Unsurprisingly, the Library’s new CEO and Chief Librarian Marcellus “MT” Turner is a voracious reader. He keeps lists of books he’s read, books he wants to read, and books he’s started and hopes to resume. And he doesn’t always do the reading – since childhood MT’s enjoyed being read to, and today he listens to audiobooks while driving. He’s even been known to take a few extra laps around the block just to finish a chapter. Here are a few of the titles – and what he told us about each – on his current lists:
Mama’s Boy: A Story from our Americas, by Dustin Lance Black

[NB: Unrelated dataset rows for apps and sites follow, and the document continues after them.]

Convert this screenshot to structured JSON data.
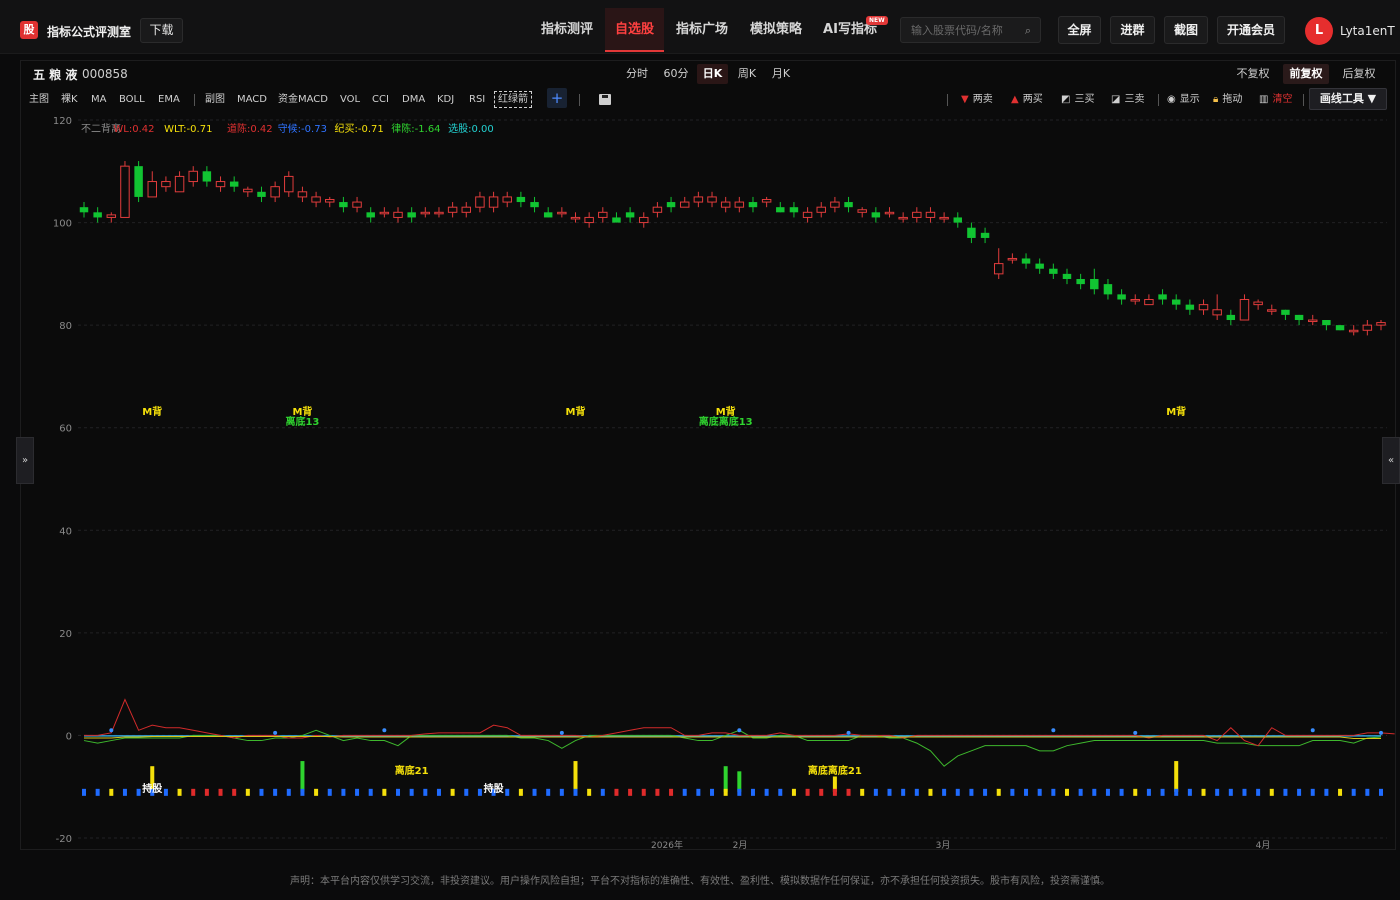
{
  "app": {
    "logo_char": "股",
    "brand": "指标公式评测室",
    "download": "下载"
  },
  "nav": [
    {
      "label": "指标测评",
      "active": false
    },
    {
      "label": "自选股",
      "active": true
    },
    {
      "label": "指标广场",
      "active": false
    },
    {
      "label": "模拟策略",
      "active": false
    },
    {
      "label": "AI写指标",
      "active": false,
      "badge": "NEW"
    }
  ],
  "search": {
    "placeholder": "输入股票代码/名称",
    "icon": "search-icon"
  },
  "header_buttons": [
    "全屏",
    "进群",
    "截图",
    "开通会员"
  ],
  "user": {
    "initial": "L",
    "name": "Lyta1enT"
  },
  "stock": {
    "name": "五 粮 液",
    "code": "000858"
  },
  "periods": [
    {
      "label": "分时",
      "active": false
    },
    {
      "label": "60分",
      "active": false
    },
    {
      "label": "日K",
      "active": true
    },
    {
      "label": "周K",
      "active": false
    },
    {
      "label": "月K",
      "active": false
    }
  ],
  "adjust": [
    {
      "label": "不复权",
      "active": false
    },
    {
      "label": "前复权",
      "active": true
    },
    {
      "label": "后复权",
      "active": false
    }
  ],
  "indicators": [
    "主图",
    "裸K",
    "MA",
    "BOLL",
    "EMA",
    "副图",
    "MACD",
    "资金MACD",
    "VOL",
    "CCI",
    "DMA",
    "KDJ",
    "RSI",
    "红绿箭"
  ],
  "tools": [
    {
      "label": "两卖",
      "icon": "triangle-down-icon",
      "color": "#e03131"
    },
    {
      "label": "两买",
      "icon": "triangle-up-icon",
      "color": "#e03131"
    },
    {
      "label": "三买",
      "icon": "chart-up-icon",
      "color": "#cfcfcf"
    },
    {
      "label": "三卖",
      "icon": "chart-down-icon",
      "color": "#cfcfcf"
    },
    {
      "label": "显示",
      "icon": "eye-icon",
      "color": "#cfcfcf"
    },
    {
      "label": "拖动",
      "icon": "lock-icon",
      "color": "#cfcfcf"
    },
    {
      "label": "清空",
      "icon": "trash-icon",
      "color": "#e03131"
    }
  ],
  "draw_tools": "画线工具 ▼",
  "indicator_legend": [
    {
      "label": "不二背离",
      "color": "#8a8a8a"
    },
    {
      "label": "WL:0.42",
      "color": "#e03131"
    },
    {
      "label": "WLT:-0.71",
      "color": "#f5e00b"
    },
    {
      "label": "道陈:0.42",
      "color": "#e03131"
    },
    {
      "label": "守候:-0.73",
      "color": "#2f73ff"
    },
    {
      "label": "纪买:-0.71",
      "color": "#f5e00b"
    },
    {
      "label": "律陈:-1.64",
      "color": "#2fd42f"
    },
    {
      "label": "选股:0.00",
      "color": "#23d1d1"
    }
  ],
  "chart_data": {
    "type": "candlestick",
    "ylim": [
      -20,
      120
    ],
    "yticks": [
      120,
      100,
      80,
      60,
      40,
      20,
      0,
      -20
    ],
    "xticks": [
      "2026年",
      "2月",
      "3月",
      "4月"
    ],
    "candles": [
      [
        103,
        102,
        104,
        101
      ],
      [
        102,
        101,
        103,
        100
      ],
      [
        101,
        101.5,
        102,
        100
      ],
      [
        101,
        111,
        112,
        101
      ],
      [
        111,
        105,
        112,
        104
      ],
      [
        105,
        108,
        110,
        105
      ],
      [
        107,
        108,
        109,
        106
      ],
      [
        106,
        109,
        110,
        106
      ],
      [
        108,
        110,
        111,
        107
      ],
      [
        110,
        108,
        111,
        107
      ],
      [
        107,
        108,
        109,
        106
      ],
      [
        108,
        107,
        109,
        106
      ],
      [
        106,
        106.5,
        107,
        105
      ],
      [
        106,
        105,
        107,
        104
      ],
      [
        105,
        107,
        108,
        104
      ],
      [
        106,
        109,
        110,
        105
      ],
      [
        105,
        106,
        107,
        104
      ],
      [
        104,
        105,
        106,
        103
      ],
      [
        104,
        104.5,
        105,
        103
      ],
      [
        104,
        103,
        105,
        102
      ],
      [
        103,
        104,
        105,
        102
      ],
      [
        102,
        101,
        103,
        100
      ],
      [
        102,
        102,
        103,
        101
      ],
      [
        101,
        102,
        103,
        100
      ],
      [
        102,
        101,
        103,
        100
      ],
      [
        102,
        102,
        103,
        101
      ],
      [
        102,
        102,
        103,
        101
      ],
      [
        102,
        103,
        104,
        101
      ],
      [
        102,
        103,
        104,
        101
      ],
      [
        103,
        105,
        106,
        102
      ],
      [
        103,
        105,
        106,
        102
      ],
      [
        104,
        105,
        106,
        103
      ],
      [
        105,
        104,
        106,
        103
      ],
      [
        104,
        103,
        105,
        102
      ],
      [
        102,
        101,
        103,
        101
      ],
      [
        102,
        102,
        103,
        101
      ],
      [
        101,
        101,
        102,
        100
      ],
      [
        100,
        101,
        102,
        99
      ],
      [
        101,
        102,
        103,
        100
      ],
      [
        101,
        100,
        102,
        100
      ],
      [
        102,
        101,
        103,
        100
      ],
      [
        100,
        101,
        102,
        99
      ],
      [
        102,
        103,
        104,
        101
      ],
      [
        104,
        103,
        105,
        102
      ],
      [
        103,
        104,
        105,
        103
      ],
      [
        104,
        105,
        106,
        103
      ],
      [
        104,
        105,
        106,
        103
      ],
      [
        103,
        104,
        105,
        102
      ],
      [
        103,
        104,
        105,
        102
      ],
      [
        104,
        103,
        105,
        102
      ],
      [
        104,
        104.5,
        105,
        103
      ],
      [
        103,
        102,
        104,
        102
      ],
      [
        103,
        102,
        104,
        101
      ],
      [
        101,
        102,
        103,
        100
      ],
      [
        102,
        103,
        104,
        101
      ],
      [
        103,
        104,
        105,
        102
      ],
      [
        104,
        103,
        105,
        102
      ],
      [
        102,
        102.5,
        103,
        101
      ],
      [
        102,
        101,
        103,
        100
      ],
      [
        102,
        102,
        103,
        101
      ],
      [
        101,
        101,
        102,
        100
      ],
      [
        101,
        102,
        103,
        100
      ],
      [
        101,
        102,
        103,
        100
      ],
      [
        101,
        101,
        102,
        100
      ],
      [
        101,
        100,
        102,
        99
      ],
      [
        99,
        97,
        100,
        96
      ],
      [
        98,
        97,
        99,
        96
      ],
      [
        90,
        92,
        95,
        89
      ],
      [
        93,
        93,
        94,
        92
      ],
      [
        93,
        92,
        94,
        91
      ],
      [
        92,
        91,
        93,
        90
      ],
      [
        91,
        90,
        92,
        89
      ],
      [
        90,
        89,
        91,
        88
      ],
      [
        89,
        88,
        90,
        87
      ],
      [
        89,
        87,
        91,
        86
      ],
      [
        88,
        86,
        89,
        85
      ],
      [
        86,
        85,
        87,
        84
      ],
      [
        85,
        85,
        86,
        84
      ],
      [
        84,
        85,
        86,
        84
      ],
      [
        86,
        85,
        87,
        84
      ],
      [
        85,
        84,
        86,
        83
      ],
      [
        84,
        83,
        85,
        82
      ],
      [
        83,
        84,
        85,
        82
      ],
      [
        82,
        83,
        86,
        81
      ],
      [
        82,
        81,
        83,
        80
      ],
      [
        81,
        85,
        86,
        81
      ],
      [
        84,
        84.5,
        85,
        83
      ],
      [
        83,
        83,
        84,
        82
      ],
      [
        83,
        82,
        83,
        81
      ],
      [
        82,
        81,
        82,
        80
      ],
      [
        81,
        81,
        82,
        80
      ],
      [
        81,
        80,
        81,
        79
      ],
      [
        80,
        79,
        80,
        79
      ],
      [
        79,
        79,
        80,
        78
      ],
      [
        79,
        80,
        81,
        78
      ],
      [
        80,
        80.5,
        81,
        79
      ]
    ],
    "labels": [
      {
        "text": "M背",
        "index": 5,
        "y": 62.5,
        "color": "#f5e00b"
      },
      {
        "text": "M背",
        "index": 16,
        "y": 62.5,
        "color": "#f5e00b"
      },
      {
        "text": "离底13",
        "index": 16,
        "y": 60.5,
        "color": "#2fd42f"
      },
      {
        "text": "M背",
        "index": 36,
        "y": 62.5,
        "color": "#f5e00b"
      },
      {
        "text": "M背",
        "index": 47,
        "y": 62.5,
        "color": "#f5e00b"
      },
      {
        "text": "离底离底13",
        "index": 47,
        "y": 60.5,
        "color": "#2fd42f"
      },
      {
        "text": "M背",
        "index": 80,
        "y": 62.5,
        "color": "#f5e00b"
      },
      {
        "text": "离底21",
        "index": 24,
        "y": -7.5,
        "color": "#f5e00b"
      },
      {
        "text": "离底离底21",
        "index": 55,
        "y": -7.5,
        "color": "#f5e00b"
      },
      {
        "text": "持股",
        "index": 5,
        "y": -11,
        "color": "#ffffff"
      },
      {
        "text": "持股",
        "index": 30,
        "y": -11,
        "color": "#ffffff"
      }
    ],
    "osc_red": [
      0,
      0,
      0.5,
      7,
      1,
      2,
      1.5,
      1.5,
      1,
      0.5,
      0,
      -0.5,
      0,
      0,
      0,
      -0.5,
      -0.5,
      0,
      -0.3,
      0,
      0,
      0,
      0,
      0,
      0,
      0.3,
      0.5,
      0.5,
      0.5,
      0.5,
      2,
      1.5,
      0,
      0,
      0,
      0,
      0,
      -0.3,
      0,
      0.5,
      1,
      1.5,
      1.5,
      1.5,
      0,
      0,
      0.5,
      0.5,
      0,
      0,
      0,
      0.5,
      0,
      0,
      0,
      0,
      0.3,
      0,
      0,
      0,
      -0.5,
      0,
      0,
      0,
      0,
      0,
      0,
      0,
      0,
      0,
      0,
      0,
      0,
      0,
      0,
      0,
      0,
      0,
      -0.5,
      0,
      0,
      0,
      0,
      -1,
      1.5,
      -1,
      -2,
      1.5,
      0,
      0,
      0,
      0,
      0,
      0,
      0.5,
      0.5,
      0.3
    ],
    "osc_green": [
      -1,
      -1.5,
      -1,
      -0.5,
      -0.5,
      -0.5,
      -0.5,
      -0.5,
      0,
      0,
      0,
      -0.5,
      -1,
      -1,
      -0.5,
      -0.5,
      0,
      1,
      0,
      -1,
      -0.5,
      -1,
      -1,
      -2,
      0,
      0,
      0,
      0,
      0,
      0,
      0,
      0,
      -0.5,
      -0.5,
      -1,
      -2.5,
      -1,
      0,
      0,
      0,
      0,
      0,
      0,
      0,
      -0.5,
      -1,
      -1,
      0,
      1,
      -0.5,
      -0.5,
      0,
      0,
      -1,
      -1,
      -1,
      -1,
      0,
      0,
      -0.5,
      -0.5,
      -1.5,
      -3,
      -6,
      -4,
      -3,
      -2,
      -2,
      -2,
      -2,
      -3,
      -3,
      -2,
      -1.5,
      -1,
      -1,
      -1,
      -1,
      -1,
      -1,
      -1,
      -1,
      -1,
      -1.5,
      -1.5,
      -1.5,
      -2,
      -2,
      -2,
      -2,
      -1,
      -1,
      -1,
      -1.5,
      -0.5,
      -0.3
    ],
    "osc_yellow": [
      -0.5,
      -0.5,
      -0.5,
      -0.3,
      -0.3,
      -0.2,
      -0.2,
      -0.2,
      -0.2,
      -0.2,
      -0.2,
      -0.2,
      -0.2,
      -0.2,
      -0.2,
      -0.2,
      -0.2,
      -0.2,
      -0.2,
      -0.3,
      -0.3,
      -0.3,
      -0.3,
      -0.3,
      -0.3,
      -0.3,
      -0.3,
      -0.3,
      -0.3,
      -0.3,
      -0.3,
      -0.3,
      -0.3,
      -0.3,
      -0.3,
      -0.3,
      -0.3,
      -0.3,
      -0.3,
      -0.3,
      -0.3,
      -0.3,
      -0.3,
      -0.3,
      -0.3,
      -0.3,
      -0.3,
      -0.3,
      -0.3,
      -0.3,
      -0.3,
      -0.3,
      -0.3,
      -0.3,
      -0.3,
      -0.3,
      -0.3,
      -0.3,
      -0.3,
      -0.3,
      -0.3,
      -0.3,
      -0.3,
      -0.3,
      -0.3,
      -0.3,
      -0.3,
      -0.3,
      -0.3,
      -0.3,
      -0.3,
      -0.3,
      -0.3,
      -0.3,
      -0.3,
      -0.3,
      -0.3,
      -0.3,
      -0.3,
      -0.3,
      -0.3,
      -0.3,
      -0.3,
      -0.3,
      -0.3,
      -0.3,
      -0.3,
      -0.3,
      -0.3,
      -0.3,
      -0.3,
      -0.3,
      -0.3,
      -0.6,
      -0.6,
      -0.6
    ],
    "buy_sell_bars": [
      {
        "index": 5,
        "h": 5,
        "color": "#f5e00b"
      },
      {
        "index": 16,
        "h": 6,
        "color": "#2fd42f"
      },
      {
        "index": 36,
        "h": 6,
        "color": "#f5e00b"
      },
      {
        "index": 47,
        "h": 5,
        "color": "#2fd42f"
      },
      {
        "index": 48,
        "h": 4,
        "color": "#2fd42f"
      },
      {
        "index": 55,
        "h": 3,
        "color": "#f5e00b"
      },
      {
        "index": 80,
        "h": 6,
        "color": "#f5e00b"
      }
    ]
  },
  "footer": "声明：本平台内容仅供学习交流，非投资建议。用户操作风险自担；平台不对指标的准确性、有效性、盈利性、模拟数据作任何保证，亦不承担任何投资损失。股市有风险，投资需谨慎。"
}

I love to know backstories, and this memoir is from the screenwriter and political activist best known for writing Milk, the story of Harvey Milk, and for his part in overturning California’s Proposition 8. This is his own story, of growing up gay and Mormon in Texas with a disabled mother who supported him and taught him about survival against all odds.
Homegoing, by Yaa Gyasi
The author spoke in Seattle while I worked there, and I read this book before meeting her. It’s such an interesting way to tell a story. The book is about two sisters in 18th century Ghana, told entirely by their offspring. One sister marries into royalty, the other is imprisoned and sold into slavery. I really enjoyed the format and timeless relevance of the story, and I’m looking forward to reading another novel by Gyasi, Transcendent Kingdom.
The Prophets, by Robert Jones Jr.
Typically I read to escape, and I like books that I know will have a good ending. So much in life has an uncertain ending, sometimes we just need a happy one. This book breaks that rule. It’s downright scary, yet so compelling. It’s the story of two gay, enslaved men on a Deep South plantation. A friend in California leads a multi-state book club, and he recommended it. I’m terrified and intrigued at the same time, and I can’t imagine a good end to this story.
Leadership Fables by Patrick Lencioni
Lencioni has written eleven books about leadership, teamwork and organizational health. My two favorites are Getting Naked, about shedding the fears that sabotage client loyalty, and Death by Meeting, about replacing the waste and frustration of bad meetings with environments of engagement and passion.
Management Courage: Having the Heart of a Lion, by Margaret Morford
This is a book for people in leadership roles, but useful to everyone. I really appreciate the call to action about taking on challenges that might be uncomfortable.
Where the Crawdads Sing, by Delia Owens
This is my latest North Carolina read, and I really enjoyed it! A debut novel about a woman accused of a crime in a small coastal community. A great story in a fascinating setting.
The World is Flat: A Brief History of the Twenty-first Century, by Thomas L. Friedman
This book is a reflection on globalization by a New York Times columnist. The author speaks to the interdependency of cultures over time, and how every person is needed to make the world work.
The Chain, by Adrian McKinty
I don’t typically read thrillers, but I saw a promotion about this book and had to give it a try. It’s about the kidnapping equivalent of a chain letter – children are kidnapped, and the only way to save them is to kidnap someone else’s child. I couldn’t finish it, but if you like thrillers this one is absolutely terrifying.
Ask a Native New Yorker: Hard-earned Advice on Surviving and Thriving in the Big City, by Jake Dobkin
This is an excellent book for flipping through – funny but also factual, and I’ve been checking with a friend who lives in New York, it seems to be accurate!
Company, by Max Barry
A satire of corporate America, this book takes on the challenges of a widget-making factory, with a surprising twist.
The Harry Potter series, by J.K. Rowling
These books are brilliant on so many levels – not the least of which is the level of detail included in a completely imagined universe. I never tire of them, I love that they’ve inspired so many young people to read, and I especially love the audiobooks, read by Jim Dale.
Fifty Things That Aren’t My Fault, by Cathy Guisewite
The creator of the Cathy comic steps into prose with this collection of honest, funny essays about “the panini generation” – women simultaneously caring for both parents and children.
The Nickel Boys, by Colson Whitehead
An intense, compelling story of two boys sentenced to a horrific reform school in Jim Crow-era Florida.
The Year of Living Biblically, by A.J. Jacobs
The author spent 388 days following all 800+ rules outlined in the Hebrew Bible, while living in modern-day New York City. I also really enjoyed The Know-it-all, Jacobs’ account of reading the entire Encyclopaedia Britannica.